Black Friday deals, Christmas lists, Thanksgiving hangovers, turkey comas, football, your best Christmas tree ornaments, ugly sweater parties, scads of family, religious faith and church services … it’s that time of the year again to get stirred up about all these wonderful things.
Deer season, of course, is part of the mix. We’re jumbled into the wonderful time of autumn and winter with a fantastic season underway. Big bucks have been dropping throughout the country and happy hunters are smiling. It’s been a good year despite the problems with EHD, drought and severe winters in the last couple of years.
Now that you’ve been at deer camp looking at your kitchen, or maybe at home where you do most or all of your cooking, take a gander at these five things you should have for your venison processing and recipes:
If you’re unable to adequately break down your deer then you may end up with cuts of meat that aren’t as good as they could be. Using the right knife to debone and cut up portions is a key element to any good butcher shop, as well as in the kitchen. You may have a favorite knife that is 18 years old, has a decent edge and has worked. But others may work better. Do yourself a favor and buy some good knives. They’re tools to use just like a rifle or bow, shovel for food plots and ATV to get the deer out. Good knives, good investment.

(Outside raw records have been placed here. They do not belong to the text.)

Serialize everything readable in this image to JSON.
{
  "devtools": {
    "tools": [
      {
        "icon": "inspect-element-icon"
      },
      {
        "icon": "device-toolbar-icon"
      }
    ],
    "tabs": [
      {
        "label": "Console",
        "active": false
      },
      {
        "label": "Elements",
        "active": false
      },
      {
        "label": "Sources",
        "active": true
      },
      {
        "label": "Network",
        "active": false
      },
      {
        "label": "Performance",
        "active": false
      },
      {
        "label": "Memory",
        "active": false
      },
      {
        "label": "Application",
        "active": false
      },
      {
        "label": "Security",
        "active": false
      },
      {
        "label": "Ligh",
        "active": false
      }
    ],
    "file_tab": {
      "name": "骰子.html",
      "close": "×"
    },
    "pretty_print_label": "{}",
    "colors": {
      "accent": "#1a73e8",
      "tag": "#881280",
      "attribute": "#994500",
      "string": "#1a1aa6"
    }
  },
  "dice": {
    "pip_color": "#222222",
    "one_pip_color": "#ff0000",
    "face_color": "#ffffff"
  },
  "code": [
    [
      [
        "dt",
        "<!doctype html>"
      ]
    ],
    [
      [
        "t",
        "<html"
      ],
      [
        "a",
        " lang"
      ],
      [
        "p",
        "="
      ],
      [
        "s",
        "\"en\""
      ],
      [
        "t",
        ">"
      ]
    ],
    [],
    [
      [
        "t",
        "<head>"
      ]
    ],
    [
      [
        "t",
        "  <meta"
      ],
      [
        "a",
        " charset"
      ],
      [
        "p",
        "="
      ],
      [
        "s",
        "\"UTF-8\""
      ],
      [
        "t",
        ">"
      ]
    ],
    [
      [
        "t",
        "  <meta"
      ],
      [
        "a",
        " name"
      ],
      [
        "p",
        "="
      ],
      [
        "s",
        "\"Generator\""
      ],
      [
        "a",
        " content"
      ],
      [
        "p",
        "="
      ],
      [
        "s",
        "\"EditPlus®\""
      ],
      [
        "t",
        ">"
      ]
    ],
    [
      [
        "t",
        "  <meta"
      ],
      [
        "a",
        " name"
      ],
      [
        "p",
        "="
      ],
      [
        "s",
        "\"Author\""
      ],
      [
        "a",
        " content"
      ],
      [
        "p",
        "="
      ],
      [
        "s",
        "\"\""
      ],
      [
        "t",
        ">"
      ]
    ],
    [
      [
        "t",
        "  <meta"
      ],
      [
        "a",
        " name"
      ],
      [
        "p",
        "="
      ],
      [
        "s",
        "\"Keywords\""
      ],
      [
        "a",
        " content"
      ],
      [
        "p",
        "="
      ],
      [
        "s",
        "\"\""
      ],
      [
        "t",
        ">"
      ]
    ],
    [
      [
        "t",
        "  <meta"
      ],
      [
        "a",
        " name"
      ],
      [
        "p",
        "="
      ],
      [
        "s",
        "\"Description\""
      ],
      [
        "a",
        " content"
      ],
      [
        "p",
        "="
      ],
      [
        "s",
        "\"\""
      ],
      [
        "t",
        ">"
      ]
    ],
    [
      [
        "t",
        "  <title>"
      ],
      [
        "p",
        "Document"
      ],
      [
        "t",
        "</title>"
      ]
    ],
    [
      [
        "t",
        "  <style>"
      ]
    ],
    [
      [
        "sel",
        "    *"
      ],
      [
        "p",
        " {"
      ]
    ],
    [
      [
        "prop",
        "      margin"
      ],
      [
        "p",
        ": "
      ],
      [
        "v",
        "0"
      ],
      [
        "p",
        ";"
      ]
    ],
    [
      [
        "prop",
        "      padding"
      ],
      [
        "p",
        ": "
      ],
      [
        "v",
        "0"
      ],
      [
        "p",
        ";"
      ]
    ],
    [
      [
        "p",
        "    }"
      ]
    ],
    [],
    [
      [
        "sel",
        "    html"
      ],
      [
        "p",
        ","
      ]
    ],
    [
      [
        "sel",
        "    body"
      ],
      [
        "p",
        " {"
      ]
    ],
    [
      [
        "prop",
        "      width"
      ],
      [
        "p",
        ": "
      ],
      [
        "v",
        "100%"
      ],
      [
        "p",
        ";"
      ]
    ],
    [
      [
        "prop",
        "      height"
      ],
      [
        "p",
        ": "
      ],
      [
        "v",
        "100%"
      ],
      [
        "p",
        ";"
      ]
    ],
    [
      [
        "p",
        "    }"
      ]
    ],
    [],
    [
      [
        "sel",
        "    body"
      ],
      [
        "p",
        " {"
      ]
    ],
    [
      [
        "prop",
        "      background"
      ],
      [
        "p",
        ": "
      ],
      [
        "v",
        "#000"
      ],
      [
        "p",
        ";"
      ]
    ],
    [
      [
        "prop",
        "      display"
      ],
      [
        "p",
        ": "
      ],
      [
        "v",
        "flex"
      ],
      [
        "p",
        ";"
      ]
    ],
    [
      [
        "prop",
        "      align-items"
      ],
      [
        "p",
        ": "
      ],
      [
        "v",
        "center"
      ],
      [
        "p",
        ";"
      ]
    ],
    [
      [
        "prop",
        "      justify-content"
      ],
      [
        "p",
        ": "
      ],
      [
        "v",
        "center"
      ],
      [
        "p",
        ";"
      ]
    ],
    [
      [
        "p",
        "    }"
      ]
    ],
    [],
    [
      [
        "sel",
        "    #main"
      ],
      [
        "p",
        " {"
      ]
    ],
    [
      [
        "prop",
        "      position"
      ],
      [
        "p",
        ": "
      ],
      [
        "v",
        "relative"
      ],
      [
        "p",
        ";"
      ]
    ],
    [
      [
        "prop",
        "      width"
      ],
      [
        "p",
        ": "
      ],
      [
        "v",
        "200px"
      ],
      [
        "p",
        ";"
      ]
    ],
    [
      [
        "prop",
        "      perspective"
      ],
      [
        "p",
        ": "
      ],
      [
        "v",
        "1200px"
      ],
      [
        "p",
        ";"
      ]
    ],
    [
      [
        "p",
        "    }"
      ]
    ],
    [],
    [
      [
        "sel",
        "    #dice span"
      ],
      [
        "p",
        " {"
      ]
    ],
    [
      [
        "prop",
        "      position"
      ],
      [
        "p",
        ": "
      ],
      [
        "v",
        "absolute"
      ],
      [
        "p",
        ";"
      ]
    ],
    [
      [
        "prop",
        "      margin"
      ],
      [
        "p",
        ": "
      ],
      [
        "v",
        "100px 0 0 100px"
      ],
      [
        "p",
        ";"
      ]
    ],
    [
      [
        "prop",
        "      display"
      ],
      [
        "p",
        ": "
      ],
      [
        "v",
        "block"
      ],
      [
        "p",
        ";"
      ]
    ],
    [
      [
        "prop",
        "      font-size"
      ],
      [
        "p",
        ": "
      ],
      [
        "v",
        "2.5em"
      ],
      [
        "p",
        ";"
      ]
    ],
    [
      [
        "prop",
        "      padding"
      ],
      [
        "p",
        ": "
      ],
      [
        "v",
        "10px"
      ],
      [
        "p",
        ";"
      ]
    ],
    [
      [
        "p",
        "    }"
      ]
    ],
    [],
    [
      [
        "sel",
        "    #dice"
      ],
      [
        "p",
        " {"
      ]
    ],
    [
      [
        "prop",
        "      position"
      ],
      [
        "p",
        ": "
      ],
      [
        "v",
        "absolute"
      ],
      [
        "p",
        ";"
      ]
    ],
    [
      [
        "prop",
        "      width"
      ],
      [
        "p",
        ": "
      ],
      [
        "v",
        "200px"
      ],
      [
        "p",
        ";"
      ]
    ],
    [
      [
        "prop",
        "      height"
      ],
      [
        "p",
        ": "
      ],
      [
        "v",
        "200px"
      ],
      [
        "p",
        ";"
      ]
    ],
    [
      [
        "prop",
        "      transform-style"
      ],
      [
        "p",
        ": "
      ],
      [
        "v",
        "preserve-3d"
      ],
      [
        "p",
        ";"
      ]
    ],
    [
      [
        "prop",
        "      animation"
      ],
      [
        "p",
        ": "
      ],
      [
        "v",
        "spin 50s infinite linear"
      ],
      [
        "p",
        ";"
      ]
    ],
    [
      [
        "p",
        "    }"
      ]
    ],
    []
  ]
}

A Great Grinder
After you’ve cut up your deer meat, you likely will have leftover scraps and probably some tougher pieces that you want to turn into burger. A great grinder is the best way to do this, of course, and especially one with enough power and accessories for different sizes of grinding. Figure out what amount of fat you want to include, add any spices or leave it plain, and get to grinding!
Yes, I want recipes. I want the expert knowledge and years of experience crammed in these books because these folks have been there and done it. Now they’re telling us about it. More than 600 recipes, super tips and suggestions, and probably much more that will help me put better tasting food on the table this season.
Oh, and Santa, please stick one of these cool dehydrators in my stocking this year so I can make some great jerky. Thanks! Keep those reindeer in blaze orange and fly safely.
Here’s a great venison chili recipe from Scott Lesath, author of several books including Better Venison Recipes. This one’s easy and delicious. Try it!
Fast Venison Chili
2 – 3 tablespoons vegetable oil
2- 3 pounds ground venison
1 medium onion, diced
8 garlic cloves, minced
2 bell peppers, roasted
2 Anaheim peppers, roasted
2 cups prepared salsa
2 tablespoons chile powder
2 teaspoons cumin
2 tablespoons dried oregano flakes
1 quart cooked pinto beans, drained
3 – 4 tablespoons tomato paste
1/4 cups fresh cilantro, chopped
1 fresh lime, juice only
*** salt, pepper and Tabasco to taste
In a large stockpot over medium heat, heat oil and cook venison until lightly browned. Add next four ingredients and cook for 5 minutes. Add salsa and next three ingredients and simmer for 15 minutes. Add beans, 2 tablespoons of the tomato paste and cilantro. Heat to warm beans. If you want to thicken the chili, add additional tomato paste. Season with lime juice, salt, pepper and Tabasco. Makes 8-10 servings